*EXERCISE BRIEF*
Repeat the data exactly as given below, dropping every picture.

(Beginning of THE INPUT)

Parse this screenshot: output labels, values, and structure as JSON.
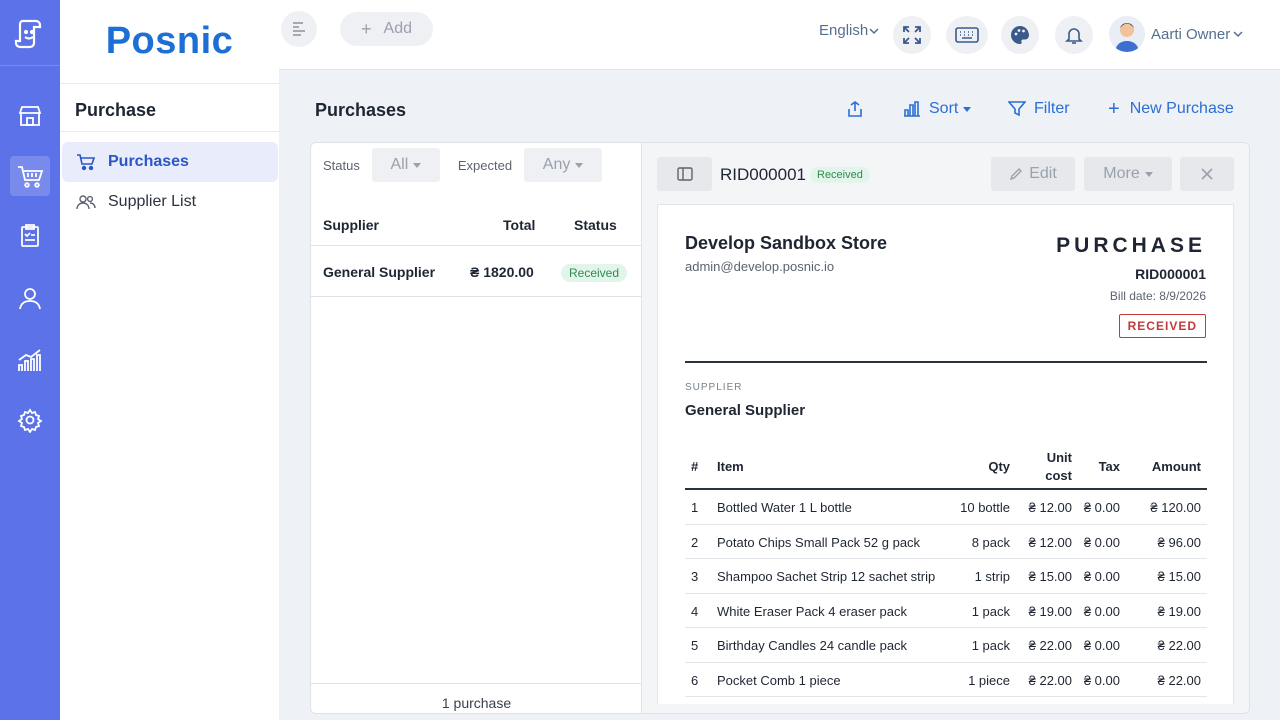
{
  "brand": "Posnic",
  "sidebar": {
    "section": "Purchase",
    "items": [
      {
        "label": "Purchases",
        "active": true
      },
      {
        "label": "Supplier List",
        "active": false
      }
    ]
  },
  "topbar": {
    "add_label": "Add",
    "language": "English",
    "user_name": "Aarti Owner"
  },
  "page": {
    "title": "Purchases",
    "actions": {
      "sort": "Sort",
      "filter": "Filter",
      "new": "New Purchase"
    }
  },
  "list": {
    "filters": {
      "status_label": "Status",
      "status_value": "All",
      "expected_label": "Expected",
      "expected_value": "Any"
    },
    "columns": {
      "supplier": "Supplier",
      "total": "Total",
      "status": "Status"
    },
    "rows": [
      {
        "supplier": "General Supplier",
        "total": "₴ 1820.00",
        "status": "Received"
      }
    ],
    "footer": "1 purchase"
  },
  "detail": {
    "rid": "RID000001",
    "status_badge": "Received",
    "edit_label": "Edit",
    "more_label": "More",
    "doc": {
      "store_name": "Develop Sandbox Store",
      "store_email": "admin@develop.posnic.io",
      "kind": "PURCHASE",
      "rid": "RID000001",
      "bill_date": "Bill date: 8/9/2026",
      "status": "RECEIVED",
      "supplier_label": "SUPPLIER",
      "supplier_name": "General Supplier",
      "columns": {
        "idx": "#",
        "item": "Item",
        "qty": "Qty",
        "unit_cost_1": "Unit",
        "unit_cost_2": "cost",
        "tax": "Tax",
        "amount": "Amount"
      },
      "items": [
        {
          "idx": "1",
          "item": "Bottled Water 1 L bottle",
          "qty": "10 bottle",
          "unit": "₴ 12.00",
          "tax": "₴ 0.00",
          "amount": "₴ 120.00"
        },
        {
          "idx": "2",
          "item": "Potato Chips Small Pack 52 g pack",
          "qty": "8 pack",
          "unit": "₴ 12.00",
          "tax": "₴ 0.00",
          "amount": "₴ 96.00"
        },
        {
          "idx": "3",
          "item": "Shampoo Sachet Strip 12 sachet strip",
          "qty": "1 strip",
          "unit": "₴ 15.00",
          "tax": "₴ 0.00",
          "amount": "₴ 15.00"
        },
        {
          "idx": "4",
          "item": "White Eraser Pack 4 eraser pack",
          "qty": "1 pack",
          "unit": "₴ 19.00",
          "tax": "₴ 0.00",
          "amount": "₴ 19.00"
        },
        {
          "idx": "5",
          "item": "Birthday Candles 24 candle pack",
          "qty": "1 pack",
          "unit": "₴ 22.00",
          "tax": "₴ 0.00",
          "amount": "₴ 22.00"
        },
        {
          "idx": "6",
          "item": "Pocket Comb 1 piece",
          "qty": "1 piece",
          "unit": "₴ 22.00",
          "tax": "₴ 0.00",
          "amount": "₴ 22.00"
        }
      ]
    }
  },
  "colors": {
    "rail": "#5b72e8",
    "brand": "#1d6fd6",
    "accent": "#2a6fd6",
    "received": "#2f8a52",
    "status_red": "#c23a3a"
  }
}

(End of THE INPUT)

*RESPONSE TO THIS TASK*
Parse this screenshot: output labels, values, and structure as JSON.
{
  "brand": "Posnic",
  "sidebar": {
    "section": "Purchase",
    "items": [
      {
        "label": "Purchases",
        "active": true
      },
      {
        "label": "Supplier List",
        "active": false
      }
    ]
  },
  "topbar": {
    "add_label": "Add",
    "language": "English",
    "user_name": "Aarti Owner"
  },
  "page": {
    "title": "Purchases",
    "actions": {
      "sort": "Sort",
      "filter": "Filter",
      "new": "New Purchase"
    }
  },
  "list": {
    "filters": {
      "status_label": "Status",
      "status_value": "All",
      "expected_label": "Expected",
      "expected_value": "Any"
    },
    "columns": {
      "supplier": "Supplier",
      "total": "Total",
      "status": "Status"
    },
    "rows": [
      {
        "supplier": "General Supplier",
        "total": "₴ 1820.00",
        "status": "Received"
      }
    ],
    "footer": "1 purchase"
  },
  "detail": {
    "rid": "RID000001",
    "status_badge": "Received",
    "edit_label": "Edit",
    "more_label": "More",
    "doc": {
      "store_name": "Develop Sandbox Store",
      "store_email": "admin@develop.posnic.io",
      "kind": "PURCHASE",
      "rid": "RID000001",
      "bill_date": "Bill date: 8/9/2026",
      "status": "RECEIVED",
      "supplier_label": "SUPPLIER",
      "supplier_name": "General Supplier",
      "columns": {
        "idx": "#",
        "item": "Item",
        "qty": "Qty",
        "unit_cost_1": "Unit",
        "unit_cost_2": "cost",
        "tax": "Tax",
        "amount": "Amount"
      },
      "items": [
        {
          "idx": "1",
          "item": "Bottled Water 1 L bottle",
          "qty": "10 bottle",
          "unit": "₴ 12.00",
          "tax": "₴ 0.00",
          "amount": "₴ 120.00"
        },
        {
          "idx": "2",
          "item": "Potato Chips Small Pack 52 g pack",
          "qty": "8 pack",
          "unit": "₴ 12.00",
          "tax": "₴ 0.00",
          "amount": "₴ 96.00"
        },
        {
          "idx": "3",
          "item": "Shampoo Sachet Strip 12 sachet strip",
          "qty": "1 strip",
          "unit": "₴ 15.00",
          "tax": "₴ 0.00",
          "amount": "₴ 15.00"
        },
        {
          "idx": "4",
          "item": "White Eraser Pack 4 eraser pack",
          "qty": "1 pack",
          "unit": "₴ 19.00",
          "tax": "₴ 0.00",
          "amount": "₴ 19.00"
        },
        {
          "idx": "5",
          "item": "Birthday Candles 24 candle pack",
          "qty": "1 pack",
          "unit": "₴ 22.00",
          "tax": "₴ 0.00",
          "amount": "₴ 22.00"
        },
        {
          "idx": "6",
          "item": "Pocket Comb 1 piece",
          "qty": "1 piece",
          "unit": "₴ 22.00",
          "tax": "₴ 0.00",
          "amount": "₴ 22.00"
        }
      ]
    }
  },
  "colors": {
    "rail": "#5b72e8",
    "brand": "#1d6fd6",
    "accent": "#2a6fd6",
    "received": "#2f8a52",
    "status_red": "#c23a3a"
  }
}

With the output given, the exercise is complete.